Using white space and alignment to organize information
These days, cover letters are more likely to be cover emails. Pay close attention to the way that employers ask you to submit your resume. Their instructions trump any advice that you get here or elsewhere. If they ask you to add both a resume and a cover letter as attachments, do so. In that case, I recommend that you save them as pdf files so that your text doesn't get scrambled by their email server. Increasingly, however, organizations ask for a resume but don't give any instructions for a cover letter. In that case, I recommend that you use your email as your cover letter.
If you are writing a paper letter, check OWL for a formal business letter template.
Cover letters are basically 5-paragraph essays that serve to (1) get your resume into the correct pile and avoid landing in the trash can, (2) establish that you have the basic education, experience, and skills to get past the HR sorter, (3) highlight and expand on some of your best resume moments, (4) demonstrate your knowledge of their organization, (5) align your values with theirs, and (6) present yourself as a contributor. The challenge is to do all of these things with as few words as possible.
Paragraph 1: Go with the conventional "I am writing to express my interest in the [name position] position as described on/in [name the place you learned of the position, eg, Indeed.com] as of [date; so that they know which posting you are referencing]. With my [name education, experience, and skills required, eg, Bachelor's degree in Creative Writing, two years of copyediting experience, and graphic design skills using Adobe InDesign], I am a [strong, appropriate, qualified] candidate for this position.
Paragraph 2: [Educational spotlight] Start with "During my time at St. Edward's University" and more thoroughly develop something relevant to the position that you've done at SEU. Bonus points for tying this to a specific requirement from the job description at the end of this paragraph.

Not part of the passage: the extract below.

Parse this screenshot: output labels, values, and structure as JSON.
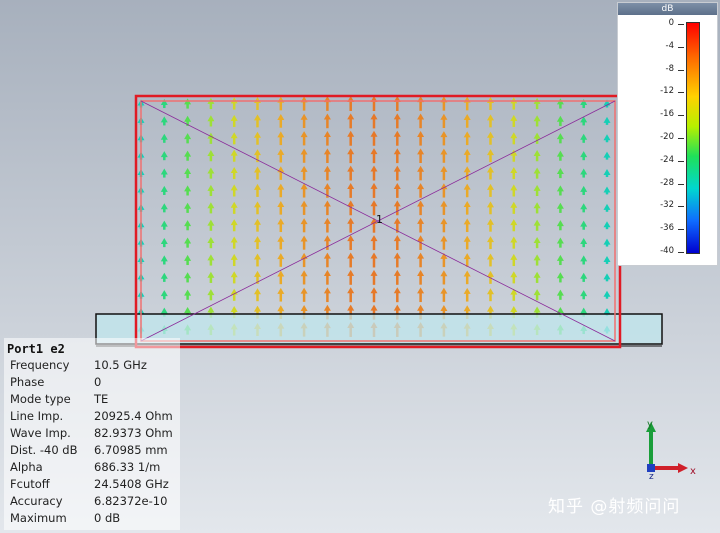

Paragraph 3: [Experience] Do the same thing with professional experience.
Paragraph 4: [All about them and alignment of values] Show them that you've done some homework on their organization, eg, "According to X website, Awesome Employer values a collaborative workplace. Working for SEU's student paper Hilltop Views, I learned the importance of collaborating with a team in order to produce the highest quality content. This experience has given me a unique appreciation for the value of collaboration and I feel confident that I could contribute to the editorial team at Awesome Employer."
Paragraph 5: Back to the conventional "I have attached a copy of my resume [along with two writing samples, etc, if they've asked for such things]. I will contact you within the next two weeks to confirm that you have received my application materials. I would welcome the opportunity to discuss my qualifications in person. Please don't hesitate to contact me at [contact info and any time restrictions]. I look forward to talking with you.